During the summer, do Las Vegas students really know what happens if they break the law?
This school year was rough emotionally on a lot of kids as they struggled to adjust to schedules, classes and social circles. Some took out those frustrations on other classmates, or even on their teachers.
But what happens in the summer, when there won’t be as much adult supervision? Do kids know what can happen if they get caught breaking the law?
Project REAL wants parents and anyone who works with kids to have these conversations now, before summer break starts in just a few days.
Mike Kamer is the program’s senior director, and said they anticipated what's happening now.
"So we came up with an intervention to acknowledge that kids would have a higher tolerance for risk-taking," he said.
Students are now taking more risks outside of the classroom, he said. Looking ahead at the summer, "we're looking at what we've already seen," referencing an incident last year involving dozens of teens at Meadows Mall in Las Vegas.
Those Las Vegas-area teens engaging in pranks can face real criminal consequences.
"That for us is a concern … it's really easy to go online and say something, and that trash talk" can lead to criminal charges with hate crime enhancements, he said.
“It takes so little for a life-changing decision to take place. It’s our belief that this conversation is very important,” he said. “We encourage the parents to clarify that if you just pause before you prank, and make it a habit to think within the law, you can stay safe.”
The group has provided a 16-page guide for parents on how to deal with risk-taking children.
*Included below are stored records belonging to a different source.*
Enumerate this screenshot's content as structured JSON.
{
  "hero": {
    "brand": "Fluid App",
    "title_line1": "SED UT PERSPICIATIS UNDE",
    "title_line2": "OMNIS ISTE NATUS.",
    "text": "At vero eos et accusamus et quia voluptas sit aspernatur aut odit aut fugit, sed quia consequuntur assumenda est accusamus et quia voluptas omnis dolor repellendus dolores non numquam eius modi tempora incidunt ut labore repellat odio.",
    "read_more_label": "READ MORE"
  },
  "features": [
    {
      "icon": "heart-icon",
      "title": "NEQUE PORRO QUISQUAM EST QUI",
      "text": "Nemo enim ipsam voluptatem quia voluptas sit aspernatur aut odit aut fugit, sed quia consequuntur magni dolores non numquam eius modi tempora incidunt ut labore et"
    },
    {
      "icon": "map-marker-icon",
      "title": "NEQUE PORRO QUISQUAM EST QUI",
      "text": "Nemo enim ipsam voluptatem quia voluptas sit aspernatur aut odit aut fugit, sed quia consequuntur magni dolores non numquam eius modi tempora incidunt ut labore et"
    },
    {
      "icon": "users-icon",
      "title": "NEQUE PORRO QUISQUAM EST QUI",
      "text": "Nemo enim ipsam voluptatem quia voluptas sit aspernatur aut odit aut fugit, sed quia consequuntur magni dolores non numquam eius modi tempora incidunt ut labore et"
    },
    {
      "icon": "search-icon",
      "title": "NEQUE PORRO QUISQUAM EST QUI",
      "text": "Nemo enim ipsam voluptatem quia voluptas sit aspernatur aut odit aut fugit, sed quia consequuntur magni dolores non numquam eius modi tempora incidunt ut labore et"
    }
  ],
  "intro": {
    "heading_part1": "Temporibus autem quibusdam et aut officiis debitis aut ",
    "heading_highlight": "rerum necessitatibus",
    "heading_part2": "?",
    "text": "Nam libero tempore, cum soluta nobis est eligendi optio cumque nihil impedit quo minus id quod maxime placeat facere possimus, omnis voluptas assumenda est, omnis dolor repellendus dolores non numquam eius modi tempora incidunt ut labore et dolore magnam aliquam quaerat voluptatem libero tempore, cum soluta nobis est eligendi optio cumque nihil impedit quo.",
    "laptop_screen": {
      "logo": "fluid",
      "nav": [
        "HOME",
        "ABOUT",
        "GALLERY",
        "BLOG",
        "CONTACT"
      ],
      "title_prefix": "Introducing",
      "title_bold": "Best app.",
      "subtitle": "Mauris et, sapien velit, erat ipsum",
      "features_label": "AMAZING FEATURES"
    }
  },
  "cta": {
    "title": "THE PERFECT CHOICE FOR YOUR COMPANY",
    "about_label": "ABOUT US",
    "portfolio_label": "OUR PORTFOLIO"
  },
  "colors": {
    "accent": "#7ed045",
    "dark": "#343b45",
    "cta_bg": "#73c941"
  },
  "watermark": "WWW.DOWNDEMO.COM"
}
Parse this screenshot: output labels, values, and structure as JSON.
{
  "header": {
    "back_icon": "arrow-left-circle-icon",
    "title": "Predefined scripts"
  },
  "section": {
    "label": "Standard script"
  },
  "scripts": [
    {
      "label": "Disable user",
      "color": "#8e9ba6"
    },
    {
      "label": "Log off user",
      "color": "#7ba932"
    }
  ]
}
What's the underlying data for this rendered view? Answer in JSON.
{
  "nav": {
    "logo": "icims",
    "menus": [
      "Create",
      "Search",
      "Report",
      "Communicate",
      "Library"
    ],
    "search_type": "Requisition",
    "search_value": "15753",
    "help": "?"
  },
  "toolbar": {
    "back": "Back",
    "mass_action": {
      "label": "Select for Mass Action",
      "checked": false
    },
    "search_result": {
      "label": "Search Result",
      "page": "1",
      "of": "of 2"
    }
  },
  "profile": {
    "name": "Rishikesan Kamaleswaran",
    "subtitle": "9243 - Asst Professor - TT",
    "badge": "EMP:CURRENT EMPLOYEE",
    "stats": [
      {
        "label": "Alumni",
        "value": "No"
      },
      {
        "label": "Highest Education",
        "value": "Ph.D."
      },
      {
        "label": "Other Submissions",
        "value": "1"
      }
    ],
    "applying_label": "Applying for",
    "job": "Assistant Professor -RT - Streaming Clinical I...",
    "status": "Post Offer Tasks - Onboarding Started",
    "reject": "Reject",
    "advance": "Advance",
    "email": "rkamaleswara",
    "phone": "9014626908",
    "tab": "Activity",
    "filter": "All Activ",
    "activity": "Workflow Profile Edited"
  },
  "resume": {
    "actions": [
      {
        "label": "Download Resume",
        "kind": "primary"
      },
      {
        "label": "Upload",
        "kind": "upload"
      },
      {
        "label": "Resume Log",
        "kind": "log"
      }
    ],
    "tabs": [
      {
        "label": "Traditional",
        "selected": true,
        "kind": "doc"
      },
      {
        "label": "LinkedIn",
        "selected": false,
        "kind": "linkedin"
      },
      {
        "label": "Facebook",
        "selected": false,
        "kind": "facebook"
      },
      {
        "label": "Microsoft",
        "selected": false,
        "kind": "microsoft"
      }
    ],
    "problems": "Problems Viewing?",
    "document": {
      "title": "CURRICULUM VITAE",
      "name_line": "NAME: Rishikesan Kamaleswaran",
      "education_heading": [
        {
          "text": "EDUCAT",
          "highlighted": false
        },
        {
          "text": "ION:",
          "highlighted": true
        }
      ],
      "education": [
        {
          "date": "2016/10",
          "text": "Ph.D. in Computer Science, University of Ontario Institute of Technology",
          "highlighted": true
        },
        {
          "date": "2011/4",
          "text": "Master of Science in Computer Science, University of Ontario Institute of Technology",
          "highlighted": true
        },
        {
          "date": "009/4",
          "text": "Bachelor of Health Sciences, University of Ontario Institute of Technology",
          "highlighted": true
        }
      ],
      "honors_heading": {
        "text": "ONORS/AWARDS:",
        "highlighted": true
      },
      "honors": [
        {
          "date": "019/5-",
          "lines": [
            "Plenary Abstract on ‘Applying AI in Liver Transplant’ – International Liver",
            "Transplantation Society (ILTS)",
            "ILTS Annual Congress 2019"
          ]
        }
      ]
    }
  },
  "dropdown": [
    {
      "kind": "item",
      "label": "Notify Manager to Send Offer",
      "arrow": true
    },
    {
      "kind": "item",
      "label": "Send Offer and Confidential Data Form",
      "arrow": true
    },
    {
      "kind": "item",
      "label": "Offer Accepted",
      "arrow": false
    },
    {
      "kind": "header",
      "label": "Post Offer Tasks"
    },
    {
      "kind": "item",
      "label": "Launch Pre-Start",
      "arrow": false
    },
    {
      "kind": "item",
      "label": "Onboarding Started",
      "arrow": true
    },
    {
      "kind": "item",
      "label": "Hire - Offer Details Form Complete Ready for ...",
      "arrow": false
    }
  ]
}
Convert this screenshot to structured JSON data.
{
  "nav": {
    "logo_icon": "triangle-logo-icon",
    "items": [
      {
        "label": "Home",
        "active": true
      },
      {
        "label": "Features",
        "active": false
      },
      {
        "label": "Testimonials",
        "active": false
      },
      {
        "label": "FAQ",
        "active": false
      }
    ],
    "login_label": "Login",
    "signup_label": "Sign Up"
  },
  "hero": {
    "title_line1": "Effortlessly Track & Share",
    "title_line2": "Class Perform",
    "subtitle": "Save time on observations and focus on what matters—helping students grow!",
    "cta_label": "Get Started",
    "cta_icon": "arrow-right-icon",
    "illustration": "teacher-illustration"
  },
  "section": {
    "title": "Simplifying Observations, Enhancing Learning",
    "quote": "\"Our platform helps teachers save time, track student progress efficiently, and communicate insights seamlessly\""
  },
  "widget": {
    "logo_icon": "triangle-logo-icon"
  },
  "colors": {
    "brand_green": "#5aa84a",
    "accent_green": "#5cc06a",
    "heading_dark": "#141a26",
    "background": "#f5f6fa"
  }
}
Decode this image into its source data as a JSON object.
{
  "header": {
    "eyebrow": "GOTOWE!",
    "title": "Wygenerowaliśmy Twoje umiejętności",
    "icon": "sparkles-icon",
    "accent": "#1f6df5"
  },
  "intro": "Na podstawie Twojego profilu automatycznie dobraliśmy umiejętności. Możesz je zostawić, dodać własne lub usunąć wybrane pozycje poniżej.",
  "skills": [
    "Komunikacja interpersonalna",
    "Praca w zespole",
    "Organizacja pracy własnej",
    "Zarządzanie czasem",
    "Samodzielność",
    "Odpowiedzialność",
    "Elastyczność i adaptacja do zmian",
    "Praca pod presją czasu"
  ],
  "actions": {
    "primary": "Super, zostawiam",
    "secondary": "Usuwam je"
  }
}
"How to think within the law is the ultimate goal of the conversation," he said. The guide, free and available for anyone, can be accessed below or here: projectrealnv.org/realready.
Mike Kamer, senior director, Project REAL